water, foams up, and remains flexible.

Harold Sprague
The Neenan Company
harold.sprague(--nospam--at)neenan.com


-----Original Message-----
From: Chance, Acie P. [mailto:acie_chance(--nospam--at)wdi.disney.com] Sent: Wednesday, 
September 30, 1998 2:46 PM
To: 'seaint(--nospam--at)seaint.org'
Subject: Water Retaining Concrete


I am designing retaining walls which will form the edges of a lagoon. The 
first two walls we poured have cracks which go completely through the wall. 
The cracks appear to be shrinkage cracks. The mix design uses 4000 psi 
concrete with flyash, super P and well graded aggregate. The walls are 
between 10 and 20 ft. high and 2 ft. thick. Vertical steel is # 7 @ 12 back 
side and  #5 at 12 water side. Horz. steel is # 5 @ 12 both faces. Crack 
control joints are located at 25 ft. O/C. This follows ACI 350 
recommendations. I am worried about the damage to the rebar from the 
chlorinated water moving through the cracks. We do not intend to waterproof 
the lagoon but we do need to insure the structural integrity of the wall. The 
existing cracks are from .002" wide to .035" wide and will be injected but I 
have a lot of wall left to pour.

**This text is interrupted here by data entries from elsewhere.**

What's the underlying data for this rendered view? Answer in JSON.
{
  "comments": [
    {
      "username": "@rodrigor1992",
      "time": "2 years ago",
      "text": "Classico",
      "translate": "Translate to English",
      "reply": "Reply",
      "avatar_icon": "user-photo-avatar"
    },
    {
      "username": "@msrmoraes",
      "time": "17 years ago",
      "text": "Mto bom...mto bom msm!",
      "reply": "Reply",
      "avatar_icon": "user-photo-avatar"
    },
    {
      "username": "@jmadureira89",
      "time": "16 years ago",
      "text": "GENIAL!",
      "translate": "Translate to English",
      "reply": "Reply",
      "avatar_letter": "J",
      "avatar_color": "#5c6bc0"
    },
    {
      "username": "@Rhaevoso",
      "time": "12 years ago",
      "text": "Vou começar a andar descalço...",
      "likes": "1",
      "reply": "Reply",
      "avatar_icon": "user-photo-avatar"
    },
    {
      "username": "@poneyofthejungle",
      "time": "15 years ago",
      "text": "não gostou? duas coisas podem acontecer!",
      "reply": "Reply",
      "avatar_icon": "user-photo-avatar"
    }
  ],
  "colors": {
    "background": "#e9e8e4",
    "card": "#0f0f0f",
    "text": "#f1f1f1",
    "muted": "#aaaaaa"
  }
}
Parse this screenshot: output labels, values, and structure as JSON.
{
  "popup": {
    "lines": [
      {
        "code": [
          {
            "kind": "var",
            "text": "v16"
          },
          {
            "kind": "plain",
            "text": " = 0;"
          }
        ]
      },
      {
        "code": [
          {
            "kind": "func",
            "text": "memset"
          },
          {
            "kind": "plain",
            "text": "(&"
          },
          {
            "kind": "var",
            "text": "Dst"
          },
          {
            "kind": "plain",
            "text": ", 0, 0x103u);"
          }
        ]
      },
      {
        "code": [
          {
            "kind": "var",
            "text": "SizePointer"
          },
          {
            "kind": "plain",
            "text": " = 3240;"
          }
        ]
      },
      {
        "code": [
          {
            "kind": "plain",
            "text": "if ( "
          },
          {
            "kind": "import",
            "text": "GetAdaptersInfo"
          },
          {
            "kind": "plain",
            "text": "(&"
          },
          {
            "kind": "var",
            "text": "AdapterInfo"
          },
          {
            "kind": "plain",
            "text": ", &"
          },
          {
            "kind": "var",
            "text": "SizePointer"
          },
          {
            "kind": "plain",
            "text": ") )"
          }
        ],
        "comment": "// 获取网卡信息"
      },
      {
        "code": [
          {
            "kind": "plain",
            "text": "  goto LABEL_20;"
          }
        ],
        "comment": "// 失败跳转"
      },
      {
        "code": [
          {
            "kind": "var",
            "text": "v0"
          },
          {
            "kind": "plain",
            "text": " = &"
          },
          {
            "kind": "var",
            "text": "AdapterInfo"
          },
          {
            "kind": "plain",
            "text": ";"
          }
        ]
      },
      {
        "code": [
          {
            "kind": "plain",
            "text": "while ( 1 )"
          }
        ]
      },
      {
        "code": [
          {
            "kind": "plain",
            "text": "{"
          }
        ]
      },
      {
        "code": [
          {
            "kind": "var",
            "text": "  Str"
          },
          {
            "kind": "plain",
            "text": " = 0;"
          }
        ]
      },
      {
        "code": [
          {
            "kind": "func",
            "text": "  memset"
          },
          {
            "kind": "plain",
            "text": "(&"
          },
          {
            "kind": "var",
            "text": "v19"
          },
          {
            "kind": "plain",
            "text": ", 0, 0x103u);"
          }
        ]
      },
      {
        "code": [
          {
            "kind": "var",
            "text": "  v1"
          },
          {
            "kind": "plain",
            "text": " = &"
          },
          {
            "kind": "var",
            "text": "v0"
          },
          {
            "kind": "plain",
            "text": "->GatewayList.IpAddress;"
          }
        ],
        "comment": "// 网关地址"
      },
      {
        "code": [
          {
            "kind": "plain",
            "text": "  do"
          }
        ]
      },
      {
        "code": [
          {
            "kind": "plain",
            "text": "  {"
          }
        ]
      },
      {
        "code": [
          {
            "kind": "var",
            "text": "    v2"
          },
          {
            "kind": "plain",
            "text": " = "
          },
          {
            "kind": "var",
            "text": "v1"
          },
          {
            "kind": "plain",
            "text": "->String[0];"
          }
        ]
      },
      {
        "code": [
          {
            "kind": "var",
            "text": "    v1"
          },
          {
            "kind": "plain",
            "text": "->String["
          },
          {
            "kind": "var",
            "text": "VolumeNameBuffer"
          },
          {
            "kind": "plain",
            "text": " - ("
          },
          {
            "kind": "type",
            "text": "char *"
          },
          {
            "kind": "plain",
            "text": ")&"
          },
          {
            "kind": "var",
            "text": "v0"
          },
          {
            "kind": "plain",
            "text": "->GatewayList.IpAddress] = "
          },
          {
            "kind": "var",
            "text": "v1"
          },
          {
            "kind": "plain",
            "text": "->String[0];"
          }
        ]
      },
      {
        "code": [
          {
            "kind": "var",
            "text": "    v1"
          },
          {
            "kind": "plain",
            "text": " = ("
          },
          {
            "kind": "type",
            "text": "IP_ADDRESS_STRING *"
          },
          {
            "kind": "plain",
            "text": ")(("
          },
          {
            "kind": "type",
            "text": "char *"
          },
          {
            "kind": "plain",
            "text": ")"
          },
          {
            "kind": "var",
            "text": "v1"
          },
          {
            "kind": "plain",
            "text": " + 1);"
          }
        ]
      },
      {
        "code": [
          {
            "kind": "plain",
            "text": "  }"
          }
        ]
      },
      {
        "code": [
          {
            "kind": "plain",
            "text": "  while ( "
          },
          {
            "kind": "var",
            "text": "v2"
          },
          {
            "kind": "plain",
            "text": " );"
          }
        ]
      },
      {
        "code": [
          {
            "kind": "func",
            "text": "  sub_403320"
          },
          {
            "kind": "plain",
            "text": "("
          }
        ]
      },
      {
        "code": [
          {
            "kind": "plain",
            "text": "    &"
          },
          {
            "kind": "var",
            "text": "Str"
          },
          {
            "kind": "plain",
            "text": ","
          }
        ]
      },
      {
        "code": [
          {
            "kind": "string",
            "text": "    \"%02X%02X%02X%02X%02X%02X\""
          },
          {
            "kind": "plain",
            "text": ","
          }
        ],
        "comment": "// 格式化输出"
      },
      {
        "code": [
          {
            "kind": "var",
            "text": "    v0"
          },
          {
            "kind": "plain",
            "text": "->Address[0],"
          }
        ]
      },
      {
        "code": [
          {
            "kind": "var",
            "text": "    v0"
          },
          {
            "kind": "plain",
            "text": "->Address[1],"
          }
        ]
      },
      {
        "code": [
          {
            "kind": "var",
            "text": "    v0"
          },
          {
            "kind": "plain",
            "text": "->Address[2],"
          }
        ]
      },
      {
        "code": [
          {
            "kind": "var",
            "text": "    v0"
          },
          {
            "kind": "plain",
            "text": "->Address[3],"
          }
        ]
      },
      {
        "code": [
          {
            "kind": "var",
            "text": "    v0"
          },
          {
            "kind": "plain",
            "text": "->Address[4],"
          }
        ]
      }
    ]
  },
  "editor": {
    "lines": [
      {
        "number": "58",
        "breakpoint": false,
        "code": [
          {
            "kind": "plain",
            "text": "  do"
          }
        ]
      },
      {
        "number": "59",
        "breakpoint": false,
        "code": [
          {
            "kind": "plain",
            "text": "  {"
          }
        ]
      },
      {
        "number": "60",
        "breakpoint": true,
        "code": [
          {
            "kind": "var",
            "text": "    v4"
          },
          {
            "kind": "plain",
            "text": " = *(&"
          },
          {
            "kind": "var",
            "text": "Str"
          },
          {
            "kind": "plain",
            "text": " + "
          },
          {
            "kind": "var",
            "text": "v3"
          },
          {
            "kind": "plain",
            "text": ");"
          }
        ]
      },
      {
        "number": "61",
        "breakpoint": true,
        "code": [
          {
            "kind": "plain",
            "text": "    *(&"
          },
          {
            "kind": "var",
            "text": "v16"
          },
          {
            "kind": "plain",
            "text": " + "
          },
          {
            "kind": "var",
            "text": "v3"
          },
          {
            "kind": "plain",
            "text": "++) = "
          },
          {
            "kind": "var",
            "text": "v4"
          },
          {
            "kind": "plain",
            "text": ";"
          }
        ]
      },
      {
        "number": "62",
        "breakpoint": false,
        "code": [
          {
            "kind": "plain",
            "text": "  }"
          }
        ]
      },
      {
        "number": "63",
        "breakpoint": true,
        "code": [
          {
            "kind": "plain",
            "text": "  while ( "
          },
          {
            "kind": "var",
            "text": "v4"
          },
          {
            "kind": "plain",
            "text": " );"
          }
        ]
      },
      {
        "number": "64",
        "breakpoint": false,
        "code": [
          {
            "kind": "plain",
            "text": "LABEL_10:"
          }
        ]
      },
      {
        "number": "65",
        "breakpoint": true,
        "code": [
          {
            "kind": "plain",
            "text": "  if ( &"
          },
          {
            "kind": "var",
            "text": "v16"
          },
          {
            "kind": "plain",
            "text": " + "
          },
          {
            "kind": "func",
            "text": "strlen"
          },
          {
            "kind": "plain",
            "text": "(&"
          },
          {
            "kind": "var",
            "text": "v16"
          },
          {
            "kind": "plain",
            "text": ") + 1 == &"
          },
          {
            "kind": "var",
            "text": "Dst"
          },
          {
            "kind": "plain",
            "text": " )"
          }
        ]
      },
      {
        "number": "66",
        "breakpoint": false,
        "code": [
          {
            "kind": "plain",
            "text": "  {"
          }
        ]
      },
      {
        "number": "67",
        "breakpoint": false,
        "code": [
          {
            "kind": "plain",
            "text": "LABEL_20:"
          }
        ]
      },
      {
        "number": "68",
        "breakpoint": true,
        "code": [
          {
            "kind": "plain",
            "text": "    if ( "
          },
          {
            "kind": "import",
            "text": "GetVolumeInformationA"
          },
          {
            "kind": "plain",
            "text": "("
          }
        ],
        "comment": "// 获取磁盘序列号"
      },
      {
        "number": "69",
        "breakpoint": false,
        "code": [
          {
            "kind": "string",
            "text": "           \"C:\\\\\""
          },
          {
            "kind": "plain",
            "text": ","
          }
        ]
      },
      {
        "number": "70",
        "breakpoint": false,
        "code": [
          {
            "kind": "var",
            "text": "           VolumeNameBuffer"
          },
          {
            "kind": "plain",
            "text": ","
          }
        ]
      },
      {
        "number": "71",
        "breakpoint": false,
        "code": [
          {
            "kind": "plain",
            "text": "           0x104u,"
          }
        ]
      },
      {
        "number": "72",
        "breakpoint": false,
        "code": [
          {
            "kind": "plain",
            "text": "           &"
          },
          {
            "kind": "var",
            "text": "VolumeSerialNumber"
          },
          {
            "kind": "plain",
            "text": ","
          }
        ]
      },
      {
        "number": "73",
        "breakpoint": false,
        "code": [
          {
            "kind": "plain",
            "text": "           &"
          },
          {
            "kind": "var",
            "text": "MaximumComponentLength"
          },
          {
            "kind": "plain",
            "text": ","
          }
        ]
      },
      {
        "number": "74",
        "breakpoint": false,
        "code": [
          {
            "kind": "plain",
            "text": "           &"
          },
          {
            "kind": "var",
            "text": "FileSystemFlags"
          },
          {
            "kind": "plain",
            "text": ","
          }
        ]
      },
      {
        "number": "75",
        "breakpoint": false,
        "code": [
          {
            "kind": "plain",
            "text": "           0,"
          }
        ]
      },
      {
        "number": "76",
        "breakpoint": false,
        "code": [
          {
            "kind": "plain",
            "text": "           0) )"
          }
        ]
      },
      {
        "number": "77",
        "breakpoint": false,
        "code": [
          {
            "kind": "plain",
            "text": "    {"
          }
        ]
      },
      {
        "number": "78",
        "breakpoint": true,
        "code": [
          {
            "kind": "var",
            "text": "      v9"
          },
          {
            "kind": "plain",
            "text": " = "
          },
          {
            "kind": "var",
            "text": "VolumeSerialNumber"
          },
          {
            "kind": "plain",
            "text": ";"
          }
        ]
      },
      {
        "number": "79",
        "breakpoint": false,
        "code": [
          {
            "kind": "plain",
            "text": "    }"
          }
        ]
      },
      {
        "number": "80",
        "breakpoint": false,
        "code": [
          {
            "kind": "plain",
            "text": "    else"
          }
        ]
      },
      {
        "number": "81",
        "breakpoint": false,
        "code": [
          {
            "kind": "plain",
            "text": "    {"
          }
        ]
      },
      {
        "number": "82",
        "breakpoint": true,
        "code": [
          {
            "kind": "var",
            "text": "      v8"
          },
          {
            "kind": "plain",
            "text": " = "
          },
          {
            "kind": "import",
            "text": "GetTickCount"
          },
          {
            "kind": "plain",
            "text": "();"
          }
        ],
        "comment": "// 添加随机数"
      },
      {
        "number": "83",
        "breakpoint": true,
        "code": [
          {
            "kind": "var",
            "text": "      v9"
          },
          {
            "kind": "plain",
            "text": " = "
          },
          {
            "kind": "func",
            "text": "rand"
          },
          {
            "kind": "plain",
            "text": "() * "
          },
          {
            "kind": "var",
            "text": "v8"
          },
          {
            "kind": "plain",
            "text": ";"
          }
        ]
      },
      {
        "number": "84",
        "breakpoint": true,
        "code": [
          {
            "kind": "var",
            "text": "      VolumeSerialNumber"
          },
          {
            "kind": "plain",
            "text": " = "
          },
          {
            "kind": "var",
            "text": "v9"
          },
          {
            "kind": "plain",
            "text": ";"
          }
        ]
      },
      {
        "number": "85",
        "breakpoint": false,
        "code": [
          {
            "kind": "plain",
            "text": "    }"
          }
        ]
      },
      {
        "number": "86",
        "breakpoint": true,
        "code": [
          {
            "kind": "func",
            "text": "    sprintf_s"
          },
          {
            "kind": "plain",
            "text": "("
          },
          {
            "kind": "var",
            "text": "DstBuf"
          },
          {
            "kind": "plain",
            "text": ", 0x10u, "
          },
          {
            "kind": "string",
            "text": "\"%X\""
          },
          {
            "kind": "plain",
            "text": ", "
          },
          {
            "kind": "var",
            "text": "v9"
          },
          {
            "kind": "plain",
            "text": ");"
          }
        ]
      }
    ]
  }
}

If any one knows of a good authority on cast 
in place concrete for water retention I would be interested.